== ACTION ITEM ==
This task calls for copying every line in the data below that contains the word "model".

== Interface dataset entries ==
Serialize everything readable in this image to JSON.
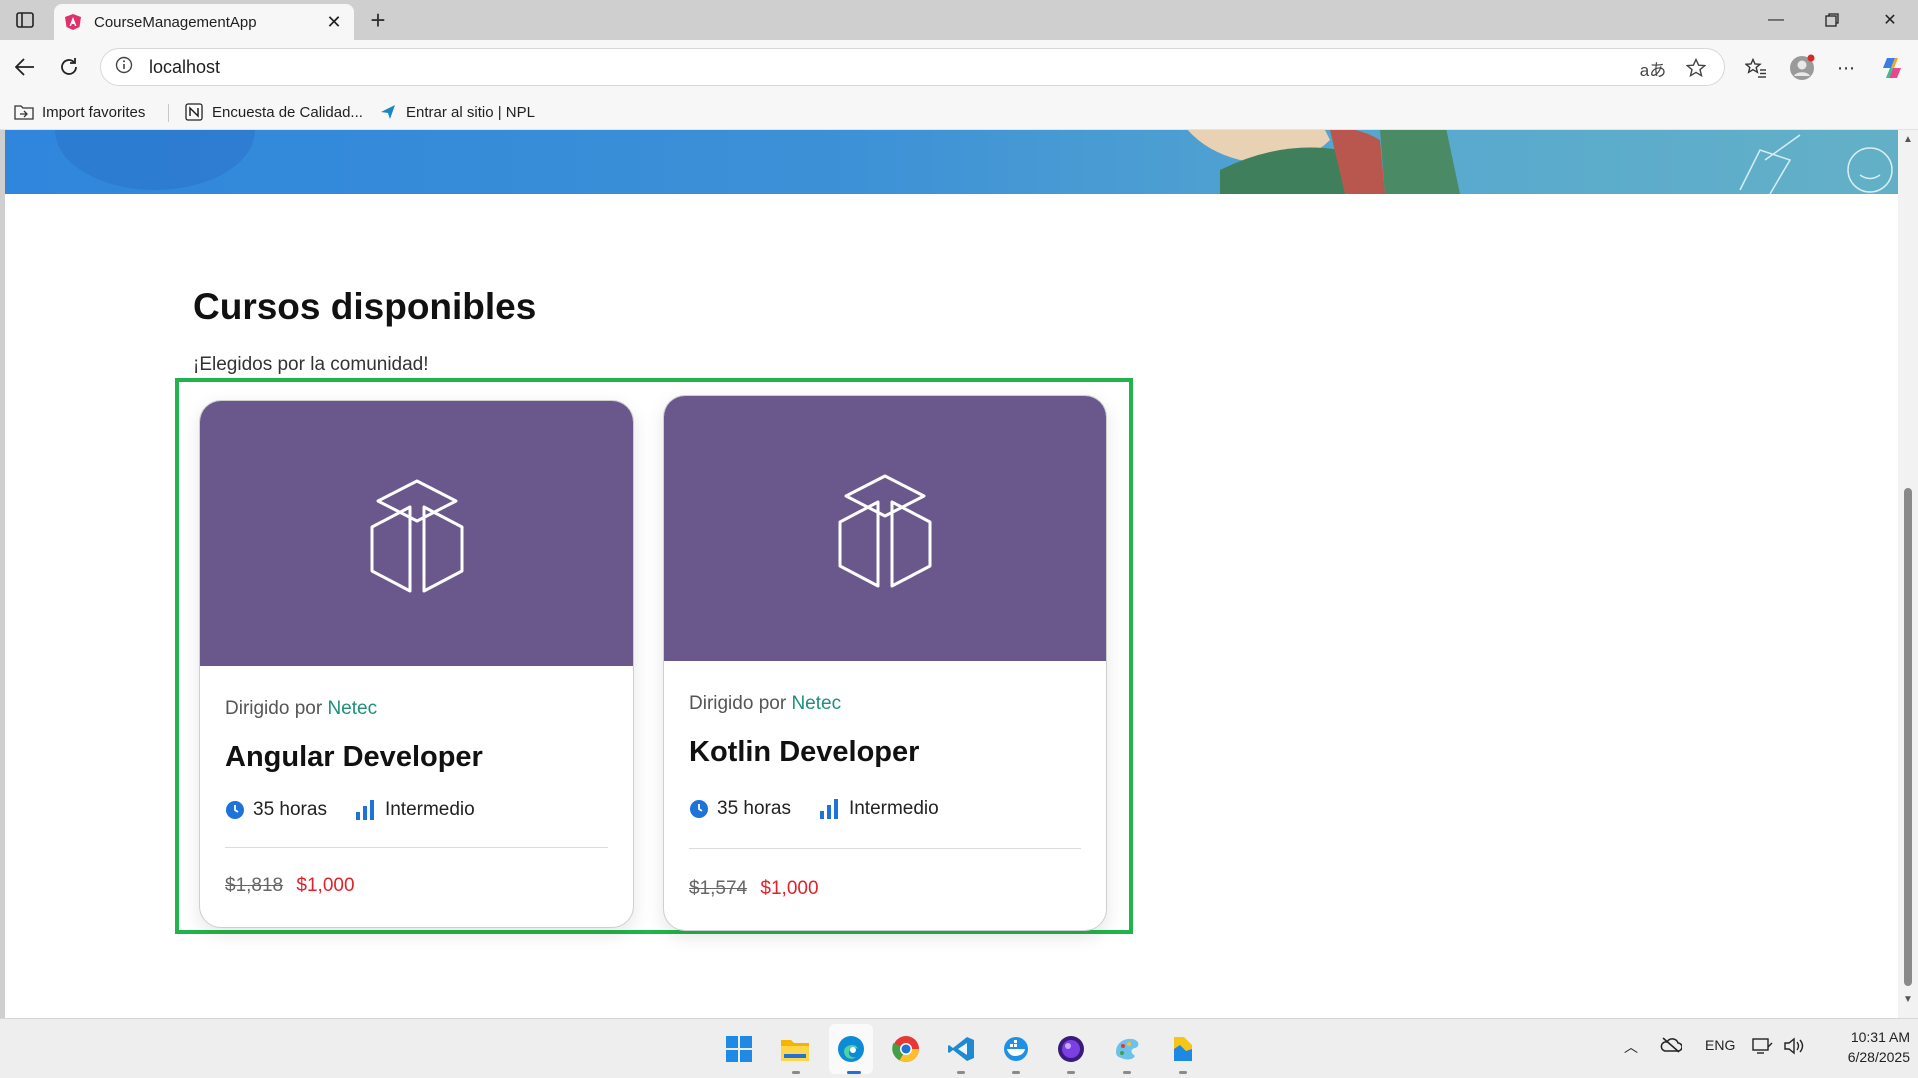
{
  "browser": {
    "tab_title": "CourseManagementApp",
    "new_tab_symbol": "+",
    "url": "localhost",
    "bookmarks": [
      {
        "label": "Import favorites",
        "icon": "folder-import-icon"
      },
      {
        "label": "Encuesta de Calidad...",
        "icon": "notion-icon"
      },
      {
        "label": "Entrar al sitio | NPL",
        "icon": "npl-arrow-icon"
      }
    ]
  },
  "page": {
    "section_title": "Cursos disponibles",
    "section_subtitle": "¡Elegidos por la comunidad!",
    "courses": [
      {
        "directed_by_label": "Dirigido por",
        "organization": "Netec",
        "title": "Angular Developer",
        "duration": "35 horas",
        "level": "Intermedio",
        "old_price": "$1,818",
        "price": "$1,000",
        "image_icon": "cube-icon"
      },
      {
        "directed_by_label": "Dirigido por",
        "organization": "Netec",
        "title": "Kotlin Developer",
        "duration": "35 horas",
        "level": "Intermedio",
        "old_price": "$1,574",
        "price": "$1,000",
        "image_icon": "cube-icon"
      }
    ]
  },
  "taskbar": {
    "language": "ENG",
    "time": "10:31 AM",
    "date": "6/28/2025",
    "apps": [
      "windows-start-icon",
      "file-explorer-icon",
      "edge-icon",
      "chrome-icon",
      "vscode-icon",
      "docker-icon",
      "app-purple-icon",
      "paint-icon",
      "folder-app-icon"
    ]
  },
  "colors": {
    "card_media": "#6a588c",
    "highlight_border": "#22b44c",
    "price_red": "#e0222a",
    "org_teal": "#1f8f7a",
    "meta_blue": "#1e73d8"
  }
}
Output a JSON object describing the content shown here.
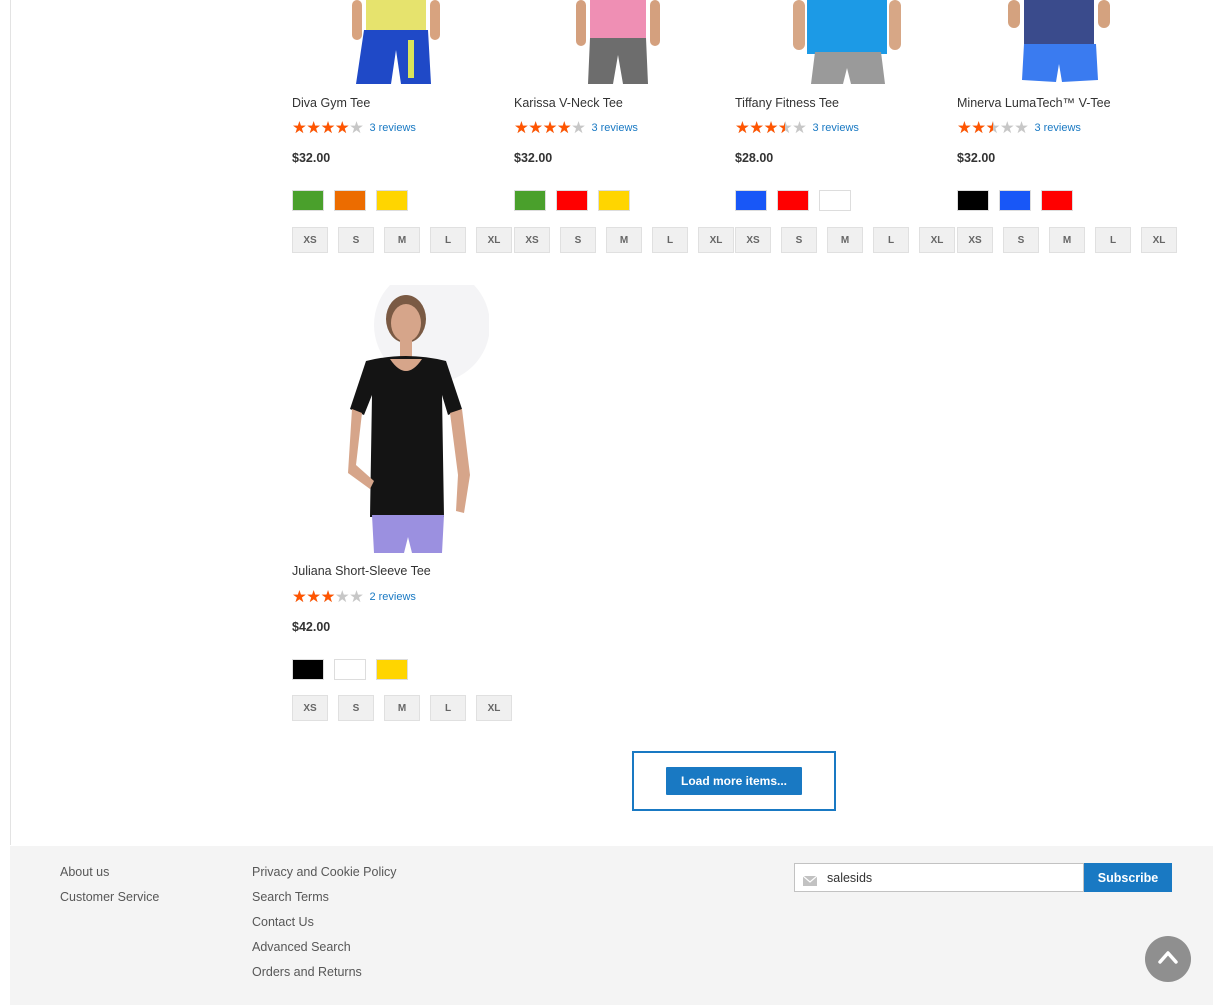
{
  "products": [
    {
      "name": "Diva Gym Tee",
      "rating_fraction": 0.8,
      "reviews": "3 reviews",
      "price": "$32.00",
      "colors": [
        "#4aa02c",
        "#ec6c00",
        "#ffd500"
      ],
      "sizes": [
        "XS",
        "S",
        "M",
        "L",
        "XL"
      ],
      "image": "model-yellow-top-blue-pants"
    },
    {
      "name": "Karissa V-Neck Tee",
      "rating_fraction": 0.8,
      "reviews": "3 reviews",
      "price": "$32.00",
      "colors": [
        "#4aa02c",
        "#ff0000",
        "#ffd500"
      ],
      "sizes": [
        "XS",
        "S",
        "M",
        "L",
        "XL"
      ],
      "image": "model-pink-top-gray-pants"
    },
    {
      "name": "Tiffany Fitness Tee",
      "rating_fraction": 0.7,
      "reviews": "3 reviews",
      "price": "$28.00",
      "colors": [
        "#1857f7",
        "#ff0000",
        "#ffffff"
      ],
      "sizes": [
        "XS",
        "S",
        "M",
        "L",
        "XL"
      ],
      "image": "model-blue-top-gray-pants"
    },
    {
      "name": "Minerva LumaTech™ V-Tee",
      "rating_fraction": 0.5,
      "reviews": "3 reviews",
      "price": "$32.00",
      "colors": [
        "#000000",
        "#1857f7",
        "#ff0000"
      ],
      "sizes": [
        "XS",
        "S",
        "M",
        "L",
        "XL"
      ],
      "image": "model-navy-top-blue-shorts"
    },
    {
      "name": "Juliana Short-Sleeve Tee",
      "rating_fraction": 0.6,
      "reviews": "2 reviews",
      "price": "$42.00",
      "colors": [
        "#000000",
        "#ffffff",
        "#ffd500"
      ],
      "sizes": [
        "XS",
        "S",
        "M",
        "L",
        "XL"
      ],
      "image": "model-black-tee-lavender-pants"
    }
  ],
  "load_more": {
    "label": "Load more items..."
  },
  "footer": {
    "col1": [
      "About us",
      "Customer Service"
    ],
    "col2": [
      "Privacy and Cookie Policy",
      "Search Terms",
      "Contact Us",
      "Advanced Search",
      "Orders and Returns"
    ],
    "newsletter": {
      "value": "salesids",
      "icon": "mail-icon",
      "button": "Subscribe"
    },
    "back_to_top_icon": "chevron-up-icon"
  },
  "theme": {
    "accent": "#1979c3",
    "star_color": "#ff5501",
    "star_empty": "#c7c7c7",
    "footer_bg": "#f4f4f4"
  }
}
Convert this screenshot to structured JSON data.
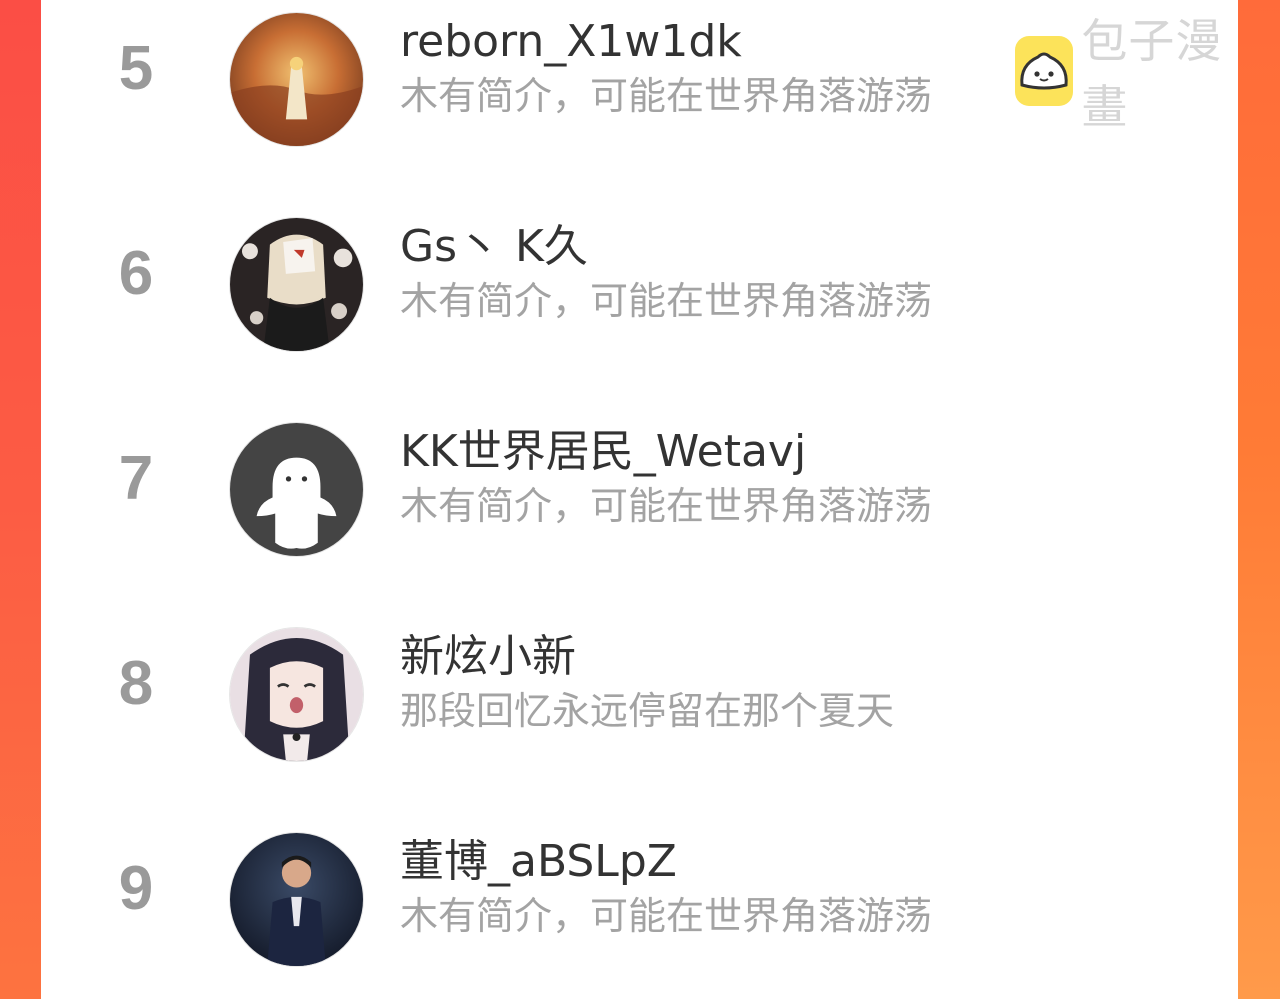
{
  "ranking": [
    {
      "rank": "5",
      "name": "reborn_X1w1dk",
      "bio": "木有简介，可能在世界角落游荡",
      "avatar_icon": "anime-character-sunset-avatar"
    },
    {
      "rank": "6",
      "name": "Gs丶 K久",
      "bio": "木有简介，可能在世界角落游荡",
      "avatar_icon": "masked-anime-girl-avatar"
    },
    {
      "rank": "7",
      "name": "KK世界居民_Wetavj",
      "bio": "木有简介，可能在世界角落游荡",
      "avatar_icon": "default-ghost-avatar"
    },
    {
      "rank": "8",
      "name": "新炫小新",
      "bio": "那段回忆永远停留在那个夏天",
      "avatar_icon": "anime-girl-yawning-avatar"
    },
    {
      "rank": "9",
      "name": "董博_aBSLpZ",
      "bio": "木有简介，可能在世界角落游荡",
      "avatar_icon": "boy-in-suit-avatar"
    }
  ],
  "watermark": {
    "text": "包子漫畫",
    "icon": "bun-face-icon"
  },
  "colors": {
    "rank_gray": "#9a9a9a",
    "name": "#333333",
    "bio": "#a3a3a3",
    "frame_left": "#fb4e45",
    "frame_right": "#ff7b36",
    "watermark_icon_bg": "#fce35a"
  }
}
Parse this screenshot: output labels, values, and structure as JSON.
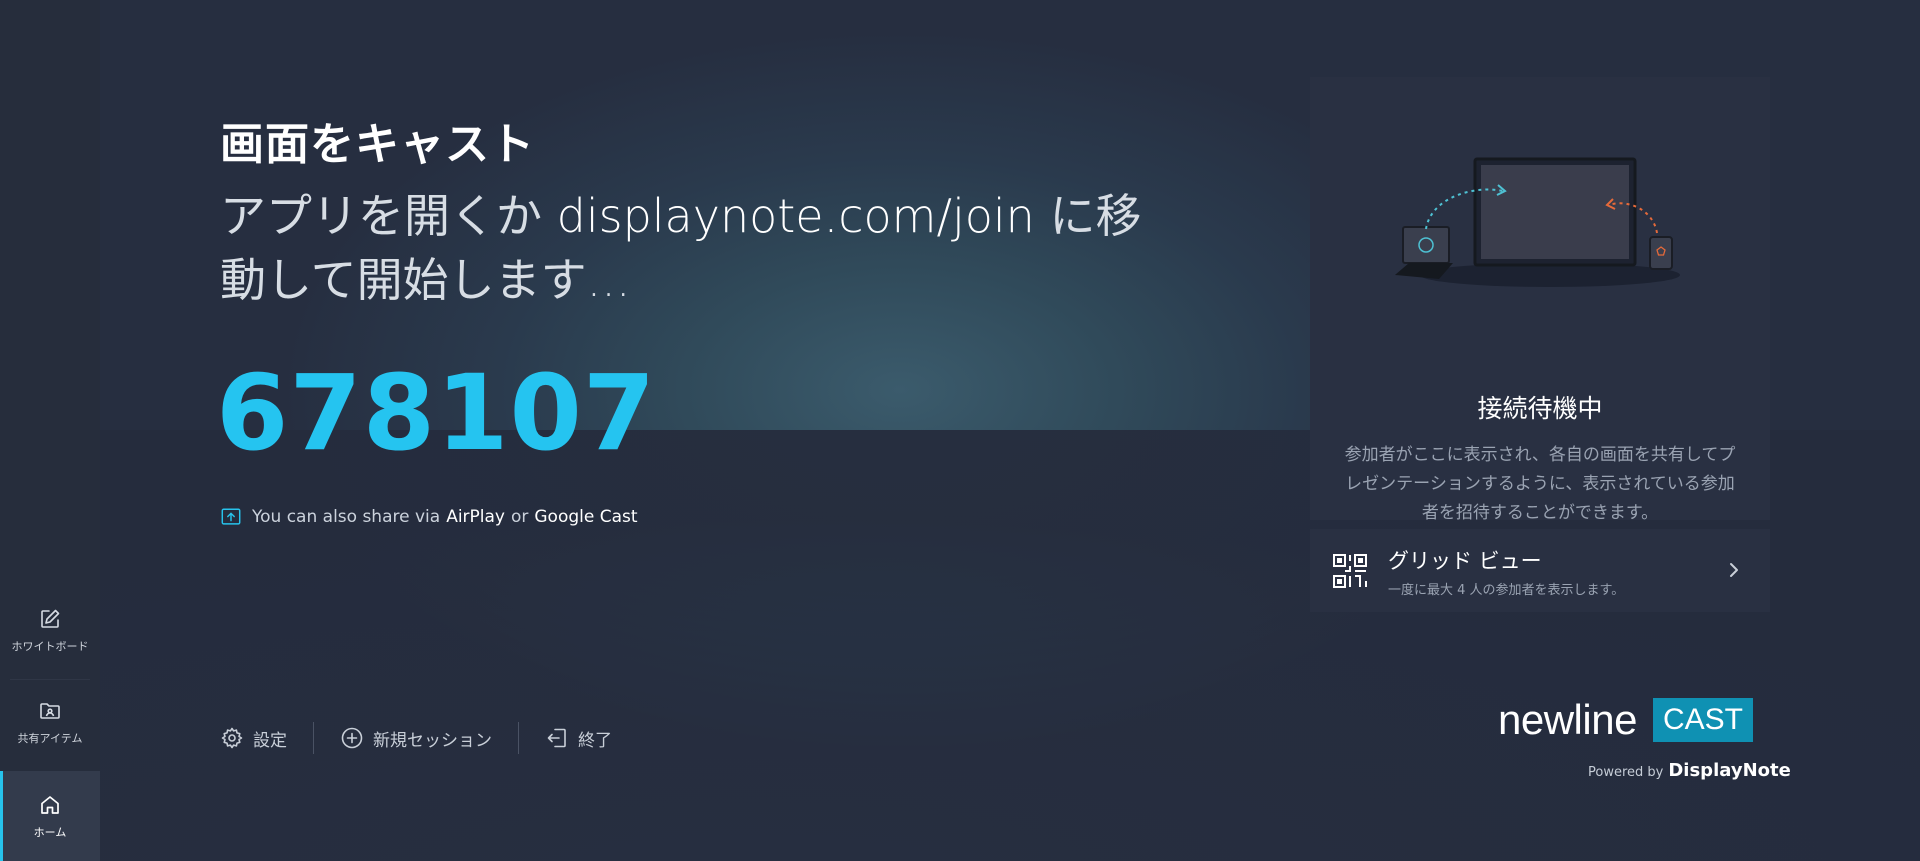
{
  "sidebar": {
    "items": [
      {
        "label": "ホワイトボード",
        "icon": "edit-icon"
      },
      {
        "label": "共有アイテム",
        "icon": "shared-folder-icon"
      },
      {
        "label": "ホーム",
        "icon": "home-icon",
        "active": true
      }
    ]
  },
  "main": {
    "title": "画面をキャスト",
    "instruction_before": "アプリを開くか ",
    "instruction_url": "displaynote.com/join",
    "instruction_after": " に移動して開始します...",
    "session_code": "678107",
    "share_prefix": "You can also share via",
    "share_airplay": "AirPlay",
    "share_or": "or",
    "share_google": "Google Cast"
  },
  "actions": {
    "settings": "設定",
    "new_session": "新規セッション",
    "exit": "終了"
  },
  "panel": {
    "title": "接続待機中",
    "description": "参加者がここに表示され、各自の画面を共有してプレゼンテーションするように、表示されている参加者を招待することができます。"
  },
  "grid_view": {
    "title": "グリッド ビュー",
    "subtitle": "一度に最大 4 人の参加者を表示します。"
  },
  "branding": {
    "newline": "newline",
    "cast": "CAST",
    "powered_by": "Powered by",
    "displaynote": "DisplayNote"
  },
  "colors": {
    "accent": "#25c4f0",
    "cast_badge": "#0f91b3"
  }
}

== EXERCISE SOLUTION ==
      "image": "model-yellow-top-blue-pants"
      "image": "model-pink-top-gray-pants"
      "image": "model-blue-top-gray-pants"
      "image": "model-navy-top-blue-shorts"
      "image": "model-black-tee-lavender-pants"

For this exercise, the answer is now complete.